There is no serum test diagnostic for erythema nodosum, but the serum erythrocyte sedimentation rate may be significantly elevated. In children, the elevation of that rate correlates significantly with the number of cutaneous lesions. (J Am Acad Dermatol 2001;44:17.) Emergency department studies should be directed at identifying the underlying etiology, if one exists. Studies to consider include but are not limited to complete blood count and differential, liver function tests, serum urea nitrogen and creatinine, Antistreptolysin-O titer (ASO), chest radiograph (to identify hilar adenopathy/pulmonary sarcoidosis, tuberculosis, or fungal infection), urinalysis, throat culture (for group A beta-hemolytic streptococcal infection), stool studies (if patient has gastrointestinal complaints), blood cultures, and tuberculin skin test. In patients with erythema nodosum secondary to streptococcal infection, at the time of cutaneous eruption, routine throat cultures will be negative but ASO titers will be elevated. (Semin Cutan Med Surg 2007;26[2]:114.)



The differential diagnosis in erythema nodosum includes erysipelas, erythema induratum (nodular vasculitis/Bazin disease), Weber-Christian panniculitis (relapsing febrile nodular panniculitis), insect bite, urticaria, superficial migratory thrombophlebitis, subcutaneous infections, and cutaneous vasculitides. Treatment should be directed at treating the underlying etiology. In general, complete resolution of nodules typically occurs by four to six weeks. Symptoms can be treated with bed rest, leg elevation, compressive bandages, cool dressings, and nonsteroidal anti-inflammatory agents. (Wolff K, et al. [2005.] Section 7: Miscellaneous Inflammatory Disorders, Fitzpatrick's Color Atlas & Synopsis of Clinical Dermatology, 5th ed., New York, NY: McGraw-Hill Professional.)

Oral potassium iodide is an option for persistent lesions (400 mg to 900 mg daily or a saturated solution of potassium iodide, two to 10 drops in water or orange juice three times per day) has been reported to be useful. (Arch Dermatol 1981;117:29.) The mechanism of action of potassium iodide in erythema nodosum is unknown, but a theoretical mechanism involves the stimulation of heparin release from mast cells. These solutions have been reported to cause hypothyroidism and are contraindicated in pregnancy because iodine can cause a congenital goiter. It is best to let the dermatologist decide which patients are appropriate candidates for this therapy.

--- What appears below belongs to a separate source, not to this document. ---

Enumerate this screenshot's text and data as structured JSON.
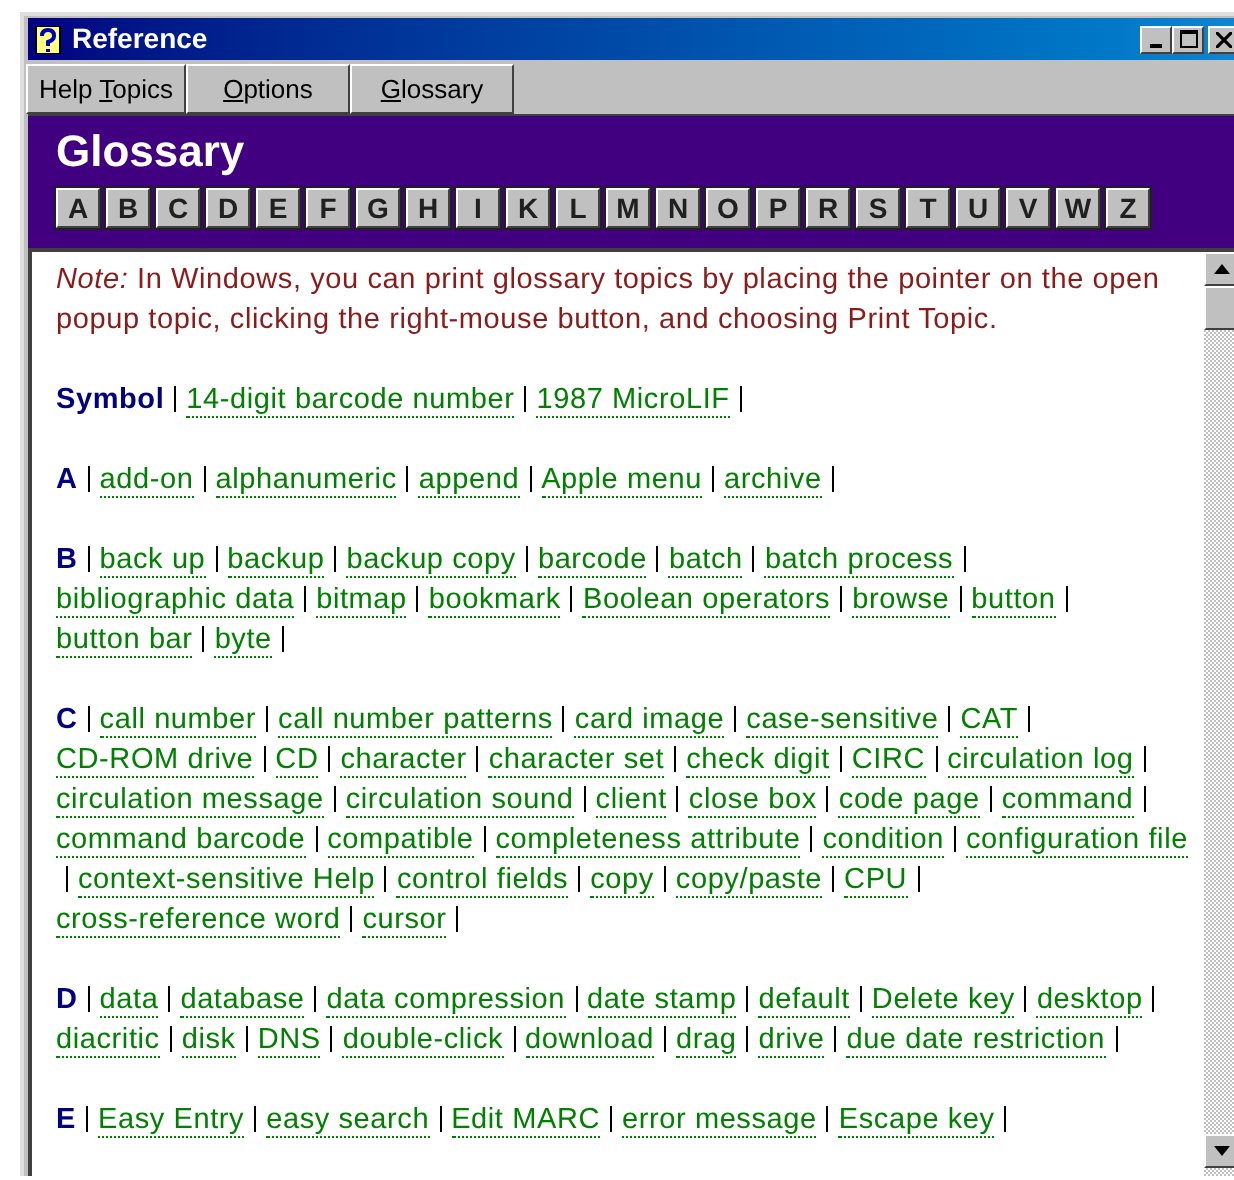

Glucocorticoids are rarely indicated for idiopathic erythema nodosum. An underlying infection should be ruled out before steroids are prescribed. Reports of successful treatment of erythema nodosum lesions with colchicine, 0.6 to 1.2 mg twice a day and hydroxychloroquine 200 mg twice a day have been reported (Semin Cutan Med Surg 2007;26[2]:114), but should be given in consultation with a dermatologist.

Complications of erythema nodosum are uncommon. Disposition depends on the underlying etiology and the patient's condition. Consultations with dermatology and internal medicine should be considered. The patient presented here was found to have pulmonary sarcoidosis during his inpatient evaluation.

© 2007 Lippincott Williams & Wilkins, Inc.